• **What to produce**
Take the data and return it in full. Change nothing.

Interface dataset entries:
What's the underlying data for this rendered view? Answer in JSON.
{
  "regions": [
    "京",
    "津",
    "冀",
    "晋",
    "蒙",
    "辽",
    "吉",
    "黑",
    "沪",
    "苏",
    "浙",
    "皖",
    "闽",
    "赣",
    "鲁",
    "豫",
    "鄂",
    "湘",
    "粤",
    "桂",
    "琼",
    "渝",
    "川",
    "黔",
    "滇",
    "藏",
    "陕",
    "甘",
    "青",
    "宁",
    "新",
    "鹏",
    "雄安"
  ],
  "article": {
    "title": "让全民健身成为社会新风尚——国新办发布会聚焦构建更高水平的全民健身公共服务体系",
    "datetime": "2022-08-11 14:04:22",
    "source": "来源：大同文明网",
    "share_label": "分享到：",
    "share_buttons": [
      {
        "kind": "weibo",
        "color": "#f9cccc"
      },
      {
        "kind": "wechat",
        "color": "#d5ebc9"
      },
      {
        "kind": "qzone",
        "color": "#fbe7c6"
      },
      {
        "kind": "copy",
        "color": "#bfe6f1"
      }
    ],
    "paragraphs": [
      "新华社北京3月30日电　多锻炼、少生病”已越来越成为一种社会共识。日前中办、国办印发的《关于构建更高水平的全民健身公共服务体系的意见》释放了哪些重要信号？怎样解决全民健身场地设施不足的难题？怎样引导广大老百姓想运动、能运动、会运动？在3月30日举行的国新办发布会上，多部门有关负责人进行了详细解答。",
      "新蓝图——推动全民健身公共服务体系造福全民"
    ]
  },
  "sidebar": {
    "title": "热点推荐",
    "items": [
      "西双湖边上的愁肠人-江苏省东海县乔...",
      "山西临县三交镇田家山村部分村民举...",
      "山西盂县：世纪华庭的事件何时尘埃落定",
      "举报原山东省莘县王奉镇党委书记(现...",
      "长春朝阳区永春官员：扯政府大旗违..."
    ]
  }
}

• **Your solution**
What's the underlying data for this rendered view? Answer in JSON.
{
  "regions": [
    "京",
    "津",
    "冀",
    "晋",
    "蒙",
    "辽",
    "吉",
    "黑",
    "沪",
    "苏",
    "浙",
    "皖",
    "闽",
    "赣",
    "鲁",
    "豫",
    "鄂",
    "湘",
    "粤",
    "桂",
    "琼",
    "渝",
    "川",
    "黔",
    "滇",
    "藏",
    "陕",
    "甘",
    "青",
    "宁",
    "新",
    "鹏",
    "雄安"
  ],
  "article": {
    "title": "让全民健身成为社会新风尚——国新办发布会聚焦构建更高水平的全民健身公共服务体系",
    "datetime": "2022-08-11 14:04:22",
    "source": "来源：大同文明网",
    "share_label": "分享到：",
    "share_buttons": [
      {
        "kind": "weibo",
        "color": "#f9cccc"
      },
      {
        "kind": "wechat",
        "color": "#d5ebc9"
      },
      {
        "kind": "qzone",
        "color": "#fbe7c6"
      },
      {
        "kind": "copy",
        "color": "#bfe6f1"
      }
    ],
    "paragraphs": [
      "新华社北京3月30日电　多锻炼、少生病”已越来越成为一种社会共识。日前中办、国办印发的《关于构建更高水平的全民健身公共服务体系的意见》释放了哪些重要信号？怎样解决全民健身场地设施不足的难题？怎样引导广大老百姓想运动、能运动、会运动？在3月30日举行的国新办发布会上，多部门有关负责人进行了详细解答。",
      "新蓝图——推动全民健身公共服务体系造福全民"
    ]
  },
  "sidebar": {
    "title": "热点推荐",
    "items": [
      "西双湖边上的愁肠人-江苏省东海县乔...",
      "山西临县三交镇田家山村部分村民举...",
      "山西盂县：世纪华庭的事件何时尘埃落定",
      "举报原山东省莘县王奉镇党委书记(现...",
      "长春朝阳区永春官员：扯政府大旗违..."
    ]
  }
}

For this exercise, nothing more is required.